Posted by Howard Silcock on 12 February 2010

My original idea for this blog was to include some material that I’d already published elsewhere on the web, so it would be collected in one place. However, I now realise that that’s not always going to work, simply because of the limitations of the blogging software. Some of my web-based material makes use of JavaScript, which is simply not allowed by WordPress.

One example is the Technical Editor’s Blacklist, which I developed a few years ago from joint work carried out with Barbara Jones and Diana Muzrimas. Both Barbara and I still refer to this for our own work and I’ve also mentioned it to others and got useful feedback and suggestions. I haven’t done much to maintain it recently, but I still stand by its recommendations and hope it may be useful to others. It uses a tabbed interface that relies heavily on JavaScript.

Have a look—and let me know if you have any suggestions for improving it.

Posted in Editing, Technical writing | Leave a Comment »


Posted by Howard Silcock on 11 February 2010

Thank you for visiting my blog.

My hope for this blog is that, if you have an interest in some aspect of technical writing, there’s at least a chance that you’ll find something here that may be of interest—either some insight into the day-to-day concerns of a technical writer, or some useful reference information, or who knows what else. I aim to avoid simply giving you my opinions or a blow-by-blow account of my daily dramas and instead to provide at least something to think about. Another reason for creating this blog was well summed up by another Australian tech writer and blogger Rhonda Bracey: to prop up a dodgy memory! I have been thinking of a number of pieces of information that might go down well here and also serve that purpose.
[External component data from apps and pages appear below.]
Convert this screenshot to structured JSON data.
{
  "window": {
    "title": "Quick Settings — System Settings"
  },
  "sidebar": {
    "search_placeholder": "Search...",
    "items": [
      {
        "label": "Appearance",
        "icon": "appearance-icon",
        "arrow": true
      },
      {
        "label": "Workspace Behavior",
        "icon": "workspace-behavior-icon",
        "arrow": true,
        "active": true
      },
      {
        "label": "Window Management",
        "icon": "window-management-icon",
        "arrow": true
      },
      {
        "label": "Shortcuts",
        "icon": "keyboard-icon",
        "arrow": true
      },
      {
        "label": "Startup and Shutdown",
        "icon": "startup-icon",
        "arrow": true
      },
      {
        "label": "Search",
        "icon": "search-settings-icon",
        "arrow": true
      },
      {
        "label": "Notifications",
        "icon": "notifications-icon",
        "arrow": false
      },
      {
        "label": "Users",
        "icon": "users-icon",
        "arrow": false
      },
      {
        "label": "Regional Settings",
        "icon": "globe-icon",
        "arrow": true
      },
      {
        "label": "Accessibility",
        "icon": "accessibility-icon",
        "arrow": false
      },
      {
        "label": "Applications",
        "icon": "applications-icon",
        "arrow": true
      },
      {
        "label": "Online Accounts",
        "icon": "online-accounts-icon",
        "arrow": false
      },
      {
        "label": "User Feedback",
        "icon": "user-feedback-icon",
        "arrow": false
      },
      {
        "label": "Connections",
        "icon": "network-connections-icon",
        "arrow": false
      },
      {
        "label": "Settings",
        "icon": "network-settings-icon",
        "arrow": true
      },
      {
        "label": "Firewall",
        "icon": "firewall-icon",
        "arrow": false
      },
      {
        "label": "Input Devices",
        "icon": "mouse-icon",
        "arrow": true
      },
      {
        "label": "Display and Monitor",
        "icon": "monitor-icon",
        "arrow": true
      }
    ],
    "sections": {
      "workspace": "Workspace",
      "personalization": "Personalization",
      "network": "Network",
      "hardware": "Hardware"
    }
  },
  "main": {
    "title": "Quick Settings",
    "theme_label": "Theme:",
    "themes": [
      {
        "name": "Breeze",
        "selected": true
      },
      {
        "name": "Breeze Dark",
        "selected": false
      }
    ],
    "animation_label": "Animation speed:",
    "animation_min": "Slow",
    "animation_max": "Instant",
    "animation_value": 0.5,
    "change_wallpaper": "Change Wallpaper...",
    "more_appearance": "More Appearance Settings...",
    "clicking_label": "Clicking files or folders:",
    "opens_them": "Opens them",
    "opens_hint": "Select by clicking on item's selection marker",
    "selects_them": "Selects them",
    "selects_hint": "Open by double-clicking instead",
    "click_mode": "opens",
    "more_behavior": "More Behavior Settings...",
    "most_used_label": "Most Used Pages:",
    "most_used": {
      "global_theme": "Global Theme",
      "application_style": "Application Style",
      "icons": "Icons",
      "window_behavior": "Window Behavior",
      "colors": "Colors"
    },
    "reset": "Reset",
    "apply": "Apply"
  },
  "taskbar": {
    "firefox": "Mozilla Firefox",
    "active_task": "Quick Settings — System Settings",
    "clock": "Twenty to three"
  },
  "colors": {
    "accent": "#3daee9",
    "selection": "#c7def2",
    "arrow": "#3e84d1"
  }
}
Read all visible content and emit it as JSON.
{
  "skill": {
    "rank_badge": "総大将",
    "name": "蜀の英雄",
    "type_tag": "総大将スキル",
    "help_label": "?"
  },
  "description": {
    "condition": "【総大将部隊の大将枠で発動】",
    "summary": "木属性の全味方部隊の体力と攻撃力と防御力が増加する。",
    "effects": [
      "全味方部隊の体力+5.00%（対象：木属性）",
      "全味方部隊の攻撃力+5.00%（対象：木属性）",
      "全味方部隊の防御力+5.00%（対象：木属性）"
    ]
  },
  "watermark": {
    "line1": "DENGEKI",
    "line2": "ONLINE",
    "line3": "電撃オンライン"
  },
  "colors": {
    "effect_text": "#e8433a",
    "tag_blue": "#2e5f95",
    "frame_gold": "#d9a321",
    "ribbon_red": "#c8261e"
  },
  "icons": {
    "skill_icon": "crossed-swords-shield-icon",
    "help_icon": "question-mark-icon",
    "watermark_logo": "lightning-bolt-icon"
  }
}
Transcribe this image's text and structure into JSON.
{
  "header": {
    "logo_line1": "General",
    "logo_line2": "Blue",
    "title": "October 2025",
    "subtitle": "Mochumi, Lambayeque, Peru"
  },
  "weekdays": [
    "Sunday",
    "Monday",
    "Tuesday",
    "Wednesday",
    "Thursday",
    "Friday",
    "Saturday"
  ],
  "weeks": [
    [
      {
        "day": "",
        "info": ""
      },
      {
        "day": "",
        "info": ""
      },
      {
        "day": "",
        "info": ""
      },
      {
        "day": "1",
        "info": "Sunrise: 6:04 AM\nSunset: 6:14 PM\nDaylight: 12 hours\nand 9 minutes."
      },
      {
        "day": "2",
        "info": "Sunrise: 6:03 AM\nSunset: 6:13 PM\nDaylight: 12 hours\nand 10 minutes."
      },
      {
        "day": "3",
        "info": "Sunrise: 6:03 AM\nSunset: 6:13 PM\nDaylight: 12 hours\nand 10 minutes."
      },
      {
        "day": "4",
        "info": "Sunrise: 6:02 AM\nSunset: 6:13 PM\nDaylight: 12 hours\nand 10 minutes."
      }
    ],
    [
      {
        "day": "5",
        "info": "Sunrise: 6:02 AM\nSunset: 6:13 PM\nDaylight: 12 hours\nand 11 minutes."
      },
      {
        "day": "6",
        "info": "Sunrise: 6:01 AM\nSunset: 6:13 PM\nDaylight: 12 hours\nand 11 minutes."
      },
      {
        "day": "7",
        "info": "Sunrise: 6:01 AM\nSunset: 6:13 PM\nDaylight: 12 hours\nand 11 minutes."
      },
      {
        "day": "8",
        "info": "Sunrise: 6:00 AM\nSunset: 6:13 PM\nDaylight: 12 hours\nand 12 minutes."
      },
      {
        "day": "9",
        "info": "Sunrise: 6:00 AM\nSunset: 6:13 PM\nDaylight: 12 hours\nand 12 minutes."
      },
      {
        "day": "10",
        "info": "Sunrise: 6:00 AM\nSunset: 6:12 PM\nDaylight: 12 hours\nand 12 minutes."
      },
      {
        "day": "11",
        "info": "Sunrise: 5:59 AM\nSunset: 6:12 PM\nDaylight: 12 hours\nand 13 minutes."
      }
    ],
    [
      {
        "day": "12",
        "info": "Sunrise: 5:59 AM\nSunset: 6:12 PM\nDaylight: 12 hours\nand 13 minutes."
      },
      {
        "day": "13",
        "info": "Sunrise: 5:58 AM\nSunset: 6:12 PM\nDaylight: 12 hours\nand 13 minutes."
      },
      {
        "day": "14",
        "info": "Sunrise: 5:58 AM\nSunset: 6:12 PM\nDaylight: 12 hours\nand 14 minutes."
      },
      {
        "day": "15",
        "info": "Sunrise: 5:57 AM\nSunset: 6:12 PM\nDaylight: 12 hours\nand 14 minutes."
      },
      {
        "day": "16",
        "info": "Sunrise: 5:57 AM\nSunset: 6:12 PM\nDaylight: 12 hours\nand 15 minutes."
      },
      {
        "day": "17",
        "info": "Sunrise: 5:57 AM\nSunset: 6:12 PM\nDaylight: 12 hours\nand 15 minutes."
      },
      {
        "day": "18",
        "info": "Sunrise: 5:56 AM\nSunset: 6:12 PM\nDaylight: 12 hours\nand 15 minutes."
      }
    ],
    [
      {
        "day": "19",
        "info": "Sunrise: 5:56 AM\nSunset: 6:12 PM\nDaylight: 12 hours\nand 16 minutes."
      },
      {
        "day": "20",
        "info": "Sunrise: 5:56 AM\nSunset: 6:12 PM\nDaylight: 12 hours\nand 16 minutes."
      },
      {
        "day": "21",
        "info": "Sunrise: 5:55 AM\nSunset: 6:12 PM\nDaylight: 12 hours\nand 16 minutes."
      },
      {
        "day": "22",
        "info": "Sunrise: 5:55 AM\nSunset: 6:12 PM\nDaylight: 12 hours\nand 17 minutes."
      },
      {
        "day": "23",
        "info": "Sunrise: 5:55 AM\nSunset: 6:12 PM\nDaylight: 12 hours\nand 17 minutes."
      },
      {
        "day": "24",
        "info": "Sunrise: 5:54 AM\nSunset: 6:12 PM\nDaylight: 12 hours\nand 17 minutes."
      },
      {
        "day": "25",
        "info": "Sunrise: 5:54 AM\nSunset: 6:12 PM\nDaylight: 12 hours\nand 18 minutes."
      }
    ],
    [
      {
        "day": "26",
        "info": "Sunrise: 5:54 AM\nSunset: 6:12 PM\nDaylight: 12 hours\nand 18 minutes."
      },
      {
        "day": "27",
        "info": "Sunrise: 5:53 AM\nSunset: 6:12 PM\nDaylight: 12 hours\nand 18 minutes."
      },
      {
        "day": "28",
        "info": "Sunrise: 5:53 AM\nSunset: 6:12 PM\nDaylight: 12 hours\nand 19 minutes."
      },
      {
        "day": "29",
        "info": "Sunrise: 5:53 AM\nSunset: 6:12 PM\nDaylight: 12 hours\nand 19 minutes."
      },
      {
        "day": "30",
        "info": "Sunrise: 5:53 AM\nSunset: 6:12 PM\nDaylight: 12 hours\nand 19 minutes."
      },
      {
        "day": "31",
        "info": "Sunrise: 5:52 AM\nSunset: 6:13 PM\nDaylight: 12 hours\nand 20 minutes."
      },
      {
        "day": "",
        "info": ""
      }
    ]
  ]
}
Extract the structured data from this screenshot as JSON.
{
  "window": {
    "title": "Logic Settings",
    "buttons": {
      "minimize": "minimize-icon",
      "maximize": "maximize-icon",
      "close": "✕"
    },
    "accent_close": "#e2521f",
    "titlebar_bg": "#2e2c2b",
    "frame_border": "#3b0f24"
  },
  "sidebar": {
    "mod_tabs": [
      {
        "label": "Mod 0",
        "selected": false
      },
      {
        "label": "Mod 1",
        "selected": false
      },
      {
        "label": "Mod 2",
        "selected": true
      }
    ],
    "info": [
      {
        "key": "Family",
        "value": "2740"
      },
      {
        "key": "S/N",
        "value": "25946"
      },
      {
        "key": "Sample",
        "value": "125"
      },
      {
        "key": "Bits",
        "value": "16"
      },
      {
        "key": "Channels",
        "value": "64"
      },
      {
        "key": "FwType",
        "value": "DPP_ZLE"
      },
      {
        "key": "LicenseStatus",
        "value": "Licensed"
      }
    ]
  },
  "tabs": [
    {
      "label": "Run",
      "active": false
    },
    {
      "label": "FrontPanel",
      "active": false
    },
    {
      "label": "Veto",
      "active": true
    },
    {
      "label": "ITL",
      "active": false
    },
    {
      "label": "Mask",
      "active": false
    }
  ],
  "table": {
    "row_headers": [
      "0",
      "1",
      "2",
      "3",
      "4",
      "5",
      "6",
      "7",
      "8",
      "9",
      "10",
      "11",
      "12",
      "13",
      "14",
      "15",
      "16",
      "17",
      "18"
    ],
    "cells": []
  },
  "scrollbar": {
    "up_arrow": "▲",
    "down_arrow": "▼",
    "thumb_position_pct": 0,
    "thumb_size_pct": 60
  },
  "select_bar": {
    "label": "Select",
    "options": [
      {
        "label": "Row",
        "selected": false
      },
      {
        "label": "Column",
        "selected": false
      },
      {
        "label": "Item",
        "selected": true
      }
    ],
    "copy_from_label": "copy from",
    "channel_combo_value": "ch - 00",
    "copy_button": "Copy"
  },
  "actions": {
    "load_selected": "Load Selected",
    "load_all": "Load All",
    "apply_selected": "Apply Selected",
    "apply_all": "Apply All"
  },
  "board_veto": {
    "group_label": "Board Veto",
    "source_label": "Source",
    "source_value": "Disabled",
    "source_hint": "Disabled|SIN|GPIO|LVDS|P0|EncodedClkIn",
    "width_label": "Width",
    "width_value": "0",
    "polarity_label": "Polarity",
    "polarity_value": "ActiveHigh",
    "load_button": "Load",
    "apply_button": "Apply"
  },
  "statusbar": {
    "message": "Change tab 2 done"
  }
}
Of course, all these aims remain to be realised at this stage.

Posted in Technical writing | Tagged: , | 2 Comments »